By Allison McWilliams (’95), Ph.D., Assistant VP, Alumni Personal & Career Development, Wake Forest University
One of the most important documents that you will create in your post-college life is a professional resume. Your resume, both online and in print, is the story that you tell about yourself: who you are, what you can do, and where you are headed. Your job with your professional resume is to demonstrate, through your experiences and education, how you are progressively building skills and how you have been able to apply them to achieve results. You need to tell your story, effectively and strategically.
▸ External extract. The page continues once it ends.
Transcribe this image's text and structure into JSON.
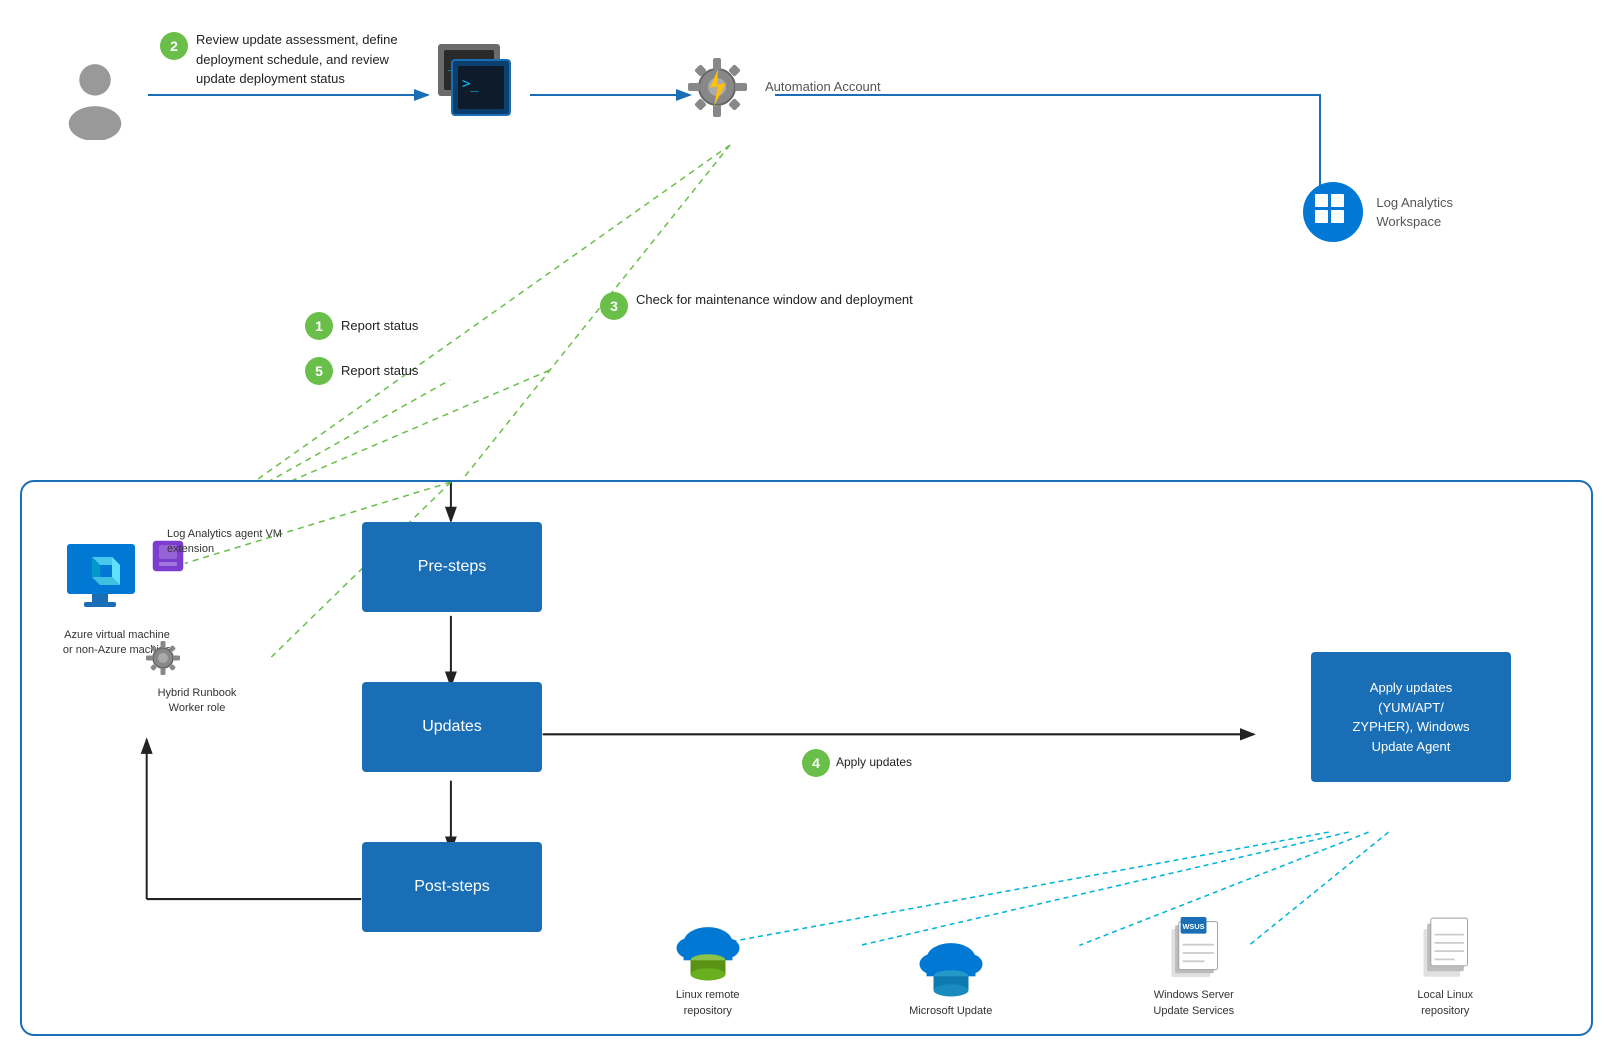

The nice thing about a professional resume versus a college resume is you are no longer limited to the one-page rule. But that does not give you license to be sloppy with it. And, just like in college, you may need to tailor your resume to meet the specific criteria of different positions. Depending on what the role is looking for, you might choose to focus on different aspects of different projects; for example, your ability to grow and lead teams, your ability to manage projects, your ability to generate revenue and manage budgets. What is the story you need to tell about yourself to this employer? Critically examine the job description’s duties or essential functions and qualifications sections for insight into how to answer this question.
Strategically telling your story also means it’s time to let go of some activities from your resume. In most cases, people will be far more interested in your most recent professional experiences since you graduated. And these include volunteer experiences. Think about how your volunteer experiences (what you would have called extra-curricular experiences in college) have helped you to develop leadership, interpersonal communication, organizational, or other skills. Are there skills or experience gaps that you are missing? Volunteer activities can be a great way to fill those gaps, in addition to your direct work experience.
Generally speaking, the sections you should include on a professional resume are:
It should be noted, if you are applying for academic (faculty) jobs, then a very different sort of CV, which is focused primarily on teaching and research experience, is required and should be created for those positions. Additionally, certain fields like the arts require very specific resumes or portfolios that do not align with the basic professional outline presented above. In all cases, seek out guidance from mentors or others working in the field to make sure you are presenting yourself in the manner that is most appropriate to that field.
As you grow your career, your professional resume will continue to grow, and over time some things towards the beginning of your career may start to drop off, or you may start to shorten the descriptor statements. People are always going to be most interested in what you have been doing most recently. And that is why you can never stop building your skills and abilities and seeking out experiences that challenge you, help you to learn and to grow, and build the story of your life.